Input data Block Start

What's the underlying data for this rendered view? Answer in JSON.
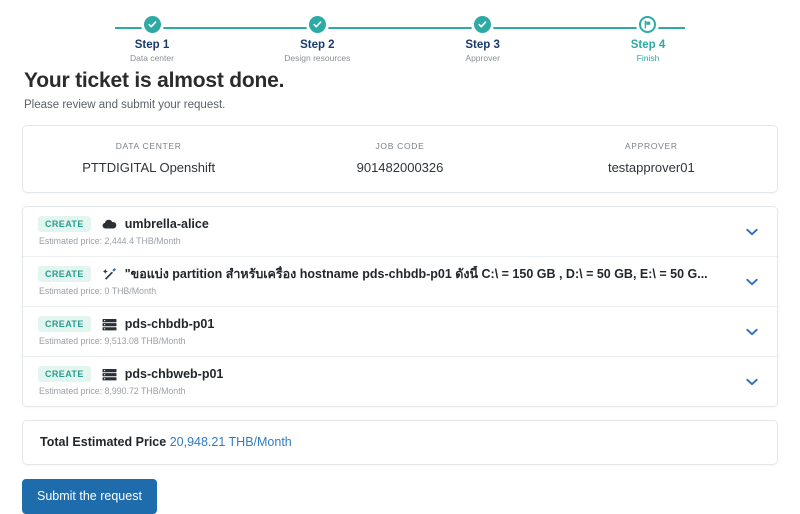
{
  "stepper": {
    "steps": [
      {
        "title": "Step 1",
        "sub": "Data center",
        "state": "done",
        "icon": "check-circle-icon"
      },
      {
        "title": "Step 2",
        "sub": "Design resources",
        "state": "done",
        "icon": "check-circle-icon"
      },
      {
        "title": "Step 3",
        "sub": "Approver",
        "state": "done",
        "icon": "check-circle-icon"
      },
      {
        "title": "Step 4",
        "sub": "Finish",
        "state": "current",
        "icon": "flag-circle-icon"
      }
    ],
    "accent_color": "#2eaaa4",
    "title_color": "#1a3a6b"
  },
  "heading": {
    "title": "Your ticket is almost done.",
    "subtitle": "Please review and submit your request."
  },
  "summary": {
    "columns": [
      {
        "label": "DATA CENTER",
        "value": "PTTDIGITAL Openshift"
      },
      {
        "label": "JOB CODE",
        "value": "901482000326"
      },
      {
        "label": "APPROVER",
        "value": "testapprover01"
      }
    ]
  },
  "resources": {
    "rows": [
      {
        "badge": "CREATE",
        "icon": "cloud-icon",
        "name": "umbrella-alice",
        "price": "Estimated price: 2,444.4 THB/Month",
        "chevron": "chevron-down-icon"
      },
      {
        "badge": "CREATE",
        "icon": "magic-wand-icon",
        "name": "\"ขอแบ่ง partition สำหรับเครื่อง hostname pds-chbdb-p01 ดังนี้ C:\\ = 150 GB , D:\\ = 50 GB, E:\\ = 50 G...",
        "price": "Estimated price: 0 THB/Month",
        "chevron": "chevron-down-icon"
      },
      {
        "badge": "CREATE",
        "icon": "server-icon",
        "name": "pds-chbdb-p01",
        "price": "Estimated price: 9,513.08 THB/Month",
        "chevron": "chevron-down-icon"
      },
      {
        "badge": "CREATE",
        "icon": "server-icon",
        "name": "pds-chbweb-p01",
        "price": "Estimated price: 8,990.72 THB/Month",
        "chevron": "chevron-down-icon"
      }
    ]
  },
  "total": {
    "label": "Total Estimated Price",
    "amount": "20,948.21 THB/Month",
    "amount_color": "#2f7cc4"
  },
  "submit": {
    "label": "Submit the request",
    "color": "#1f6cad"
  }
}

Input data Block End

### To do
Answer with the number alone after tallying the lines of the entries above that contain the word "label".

### Response
5